I was about to offer her my seat, when the young woman directly across from me did. You’d have thought she offered to wrest power of attorney from the woman’s children and then poison her in her sleep.
“NO!” the old woman snapped, and turned back around so she was facing me. “No thank YOU!” Unlike the young woman who had offered her seat, I could see her face, which was deeply perturbed. Her lashless eyes rolled upward and her mouth hung open in disgust. She let out an irritated New York City sigh.
OK, so clearly not a nice woman. But she didn’t seem disturbed, either. She wasn’t wearing an entire cake of blush and one false eyelash and a sparkly beret, like one woman in my neighborhood who likes to comment unfavorably on people’s parenting skills. OK, my parenting skills.
I was too scared of the bus lady to ask, but I wonder if her reaction was similar to mine that time I was offered a seat on the subway. I assumed the man who offered it thought I was pregnant and I was briefly offended, because I wasn’t and that meant I merely looked pregnant. Basically, the woman who offered her seat–obviously meant to be kind and perhaps as a sign of respect–was saying, “Take a load off, you obviously feeble creature with one foot in the grave.”
I can see why the old woman got grumpy. I guess if you’re in the wrong mood, inclined to take something in the worst possible way, you’re not gonna take kindly to someone saying you look old, no matter how polite and well-intentioned a package it is.
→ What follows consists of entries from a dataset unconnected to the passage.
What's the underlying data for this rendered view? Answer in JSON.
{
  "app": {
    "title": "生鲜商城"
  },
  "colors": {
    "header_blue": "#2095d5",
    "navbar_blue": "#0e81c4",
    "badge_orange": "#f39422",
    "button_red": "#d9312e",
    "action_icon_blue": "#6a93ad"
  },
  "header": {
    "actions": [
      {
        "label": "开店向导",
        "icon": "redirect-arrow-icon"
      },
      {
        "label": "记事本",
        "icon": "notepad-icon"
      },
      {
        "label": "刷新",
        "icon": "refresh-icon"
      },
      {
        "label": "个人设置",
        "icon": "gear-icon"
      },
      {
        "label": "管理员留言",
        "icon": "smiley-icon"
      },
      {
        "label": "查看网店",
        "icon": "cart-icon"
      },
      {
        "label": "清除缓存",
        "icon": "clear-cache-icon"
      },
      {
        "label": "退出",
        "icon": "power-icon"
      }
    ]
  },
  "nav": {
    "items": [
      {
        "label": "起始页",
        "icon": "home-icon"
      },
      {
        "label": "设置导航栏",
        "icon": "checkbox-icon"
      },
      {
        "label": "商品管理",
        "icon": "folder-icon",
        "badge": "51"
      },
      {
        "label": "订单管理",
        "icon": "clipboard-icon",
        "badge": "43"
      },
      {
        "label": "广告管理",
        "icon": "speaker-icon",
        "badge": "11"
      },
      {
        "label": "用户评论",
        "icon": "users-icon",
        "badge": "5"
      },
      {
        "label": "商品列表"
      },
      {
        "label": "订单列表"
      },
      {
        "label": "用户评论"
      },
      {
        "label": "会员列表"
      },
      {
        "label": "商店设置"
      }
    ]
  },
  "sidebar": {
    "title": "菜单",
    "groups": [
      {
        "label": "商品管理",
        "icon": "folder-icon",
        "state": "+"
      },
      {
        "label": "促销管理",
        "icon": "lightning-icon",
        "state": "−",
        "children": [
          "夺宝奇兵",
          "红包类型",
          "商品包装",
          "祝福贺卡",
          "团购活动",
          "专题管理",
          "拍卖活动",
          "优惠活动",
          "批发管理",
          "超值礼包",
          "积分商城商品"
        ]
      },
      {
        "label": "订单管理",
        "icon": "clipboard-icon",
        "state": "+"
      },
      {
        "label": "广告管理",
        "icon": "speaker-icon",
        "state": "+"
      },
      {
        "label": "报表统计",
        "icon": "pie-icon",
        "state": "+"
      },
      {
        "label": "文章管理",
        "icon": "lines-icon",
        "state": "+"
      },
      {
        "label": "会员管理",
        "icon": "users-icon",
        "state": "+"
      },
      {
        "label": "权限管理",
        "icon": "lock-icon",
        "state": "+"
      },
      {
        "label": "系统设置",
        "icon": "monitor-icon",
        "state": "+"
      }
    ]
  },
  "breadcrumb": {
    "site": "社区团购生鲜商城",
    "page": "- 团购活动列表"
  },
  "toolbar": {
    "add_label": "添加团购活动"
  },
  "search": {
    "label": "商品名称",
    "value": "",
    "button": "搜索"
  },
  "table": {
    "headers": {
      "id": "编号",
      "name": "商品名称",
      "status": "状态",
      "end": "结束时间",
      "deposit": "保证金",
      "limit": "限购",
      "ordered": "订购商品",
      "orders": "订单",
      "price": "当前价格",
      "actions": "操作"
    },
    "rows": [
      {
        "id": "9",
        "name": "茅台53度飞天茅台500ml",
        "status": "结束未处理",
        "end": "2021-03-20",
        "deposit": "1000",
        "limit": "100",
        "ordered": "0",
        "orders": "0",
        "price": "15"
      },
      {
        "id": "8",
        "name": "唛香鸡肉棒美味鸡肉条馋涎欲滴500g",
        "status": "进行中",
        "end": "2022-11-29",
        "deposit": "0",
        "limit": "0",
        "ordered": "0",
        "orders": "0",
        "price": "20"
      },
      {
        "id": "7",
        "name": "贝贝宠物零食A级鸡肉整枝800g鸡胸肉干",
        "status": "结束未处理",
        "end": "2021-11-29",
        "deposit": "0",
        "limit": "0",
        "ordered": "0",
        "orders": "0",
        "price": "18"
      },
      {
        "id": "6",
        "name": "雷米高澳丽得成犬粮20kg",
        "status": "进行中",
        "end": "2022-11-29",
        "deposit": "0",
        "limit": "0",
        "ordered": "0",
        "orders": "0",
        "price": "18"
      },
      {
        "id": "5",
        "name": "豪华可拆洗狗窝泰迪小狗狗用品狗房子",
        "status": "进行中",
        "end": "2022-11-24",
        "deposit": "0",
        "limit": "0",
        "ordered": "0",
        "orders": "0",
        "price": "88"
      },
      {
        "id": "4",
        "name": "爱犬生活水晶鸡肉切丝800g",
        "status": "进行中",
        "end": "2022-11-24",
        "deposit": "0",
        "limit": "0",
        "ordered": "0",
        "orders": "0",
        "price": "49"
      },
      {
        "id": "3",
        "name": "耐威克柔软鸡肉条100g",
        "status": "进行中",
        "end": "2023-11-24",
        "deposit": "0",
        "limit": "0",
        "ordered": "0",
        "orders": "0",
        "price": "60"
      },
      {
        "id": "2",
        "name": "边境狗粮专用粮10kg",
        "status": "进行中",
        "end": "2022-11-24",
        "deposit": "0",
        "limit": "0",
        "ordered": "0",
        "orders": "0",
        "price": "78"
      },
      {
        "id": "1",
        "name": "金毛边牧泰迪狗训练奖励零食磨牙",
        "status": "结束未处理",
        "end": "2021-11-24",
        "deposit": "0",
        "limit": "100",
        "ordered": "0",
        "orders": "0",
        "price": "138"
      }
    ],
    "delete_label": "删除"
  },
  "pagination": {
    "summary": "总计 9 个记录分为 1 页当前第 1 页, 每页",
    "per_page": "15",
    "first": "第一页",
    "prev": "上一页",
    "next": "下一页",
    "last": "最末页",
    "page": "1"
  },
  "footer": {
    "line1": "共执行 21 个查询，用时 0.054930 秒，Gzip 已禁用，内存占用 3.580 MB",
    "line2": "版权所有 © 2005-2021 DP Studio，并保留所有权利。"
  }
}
Then again, I’m tired, and I’m just 43. If the current trajectory of tired continues until I’m as old as that woman, I’m taking the seat and saying thank you in a non-sarcastic way. But that’s just me.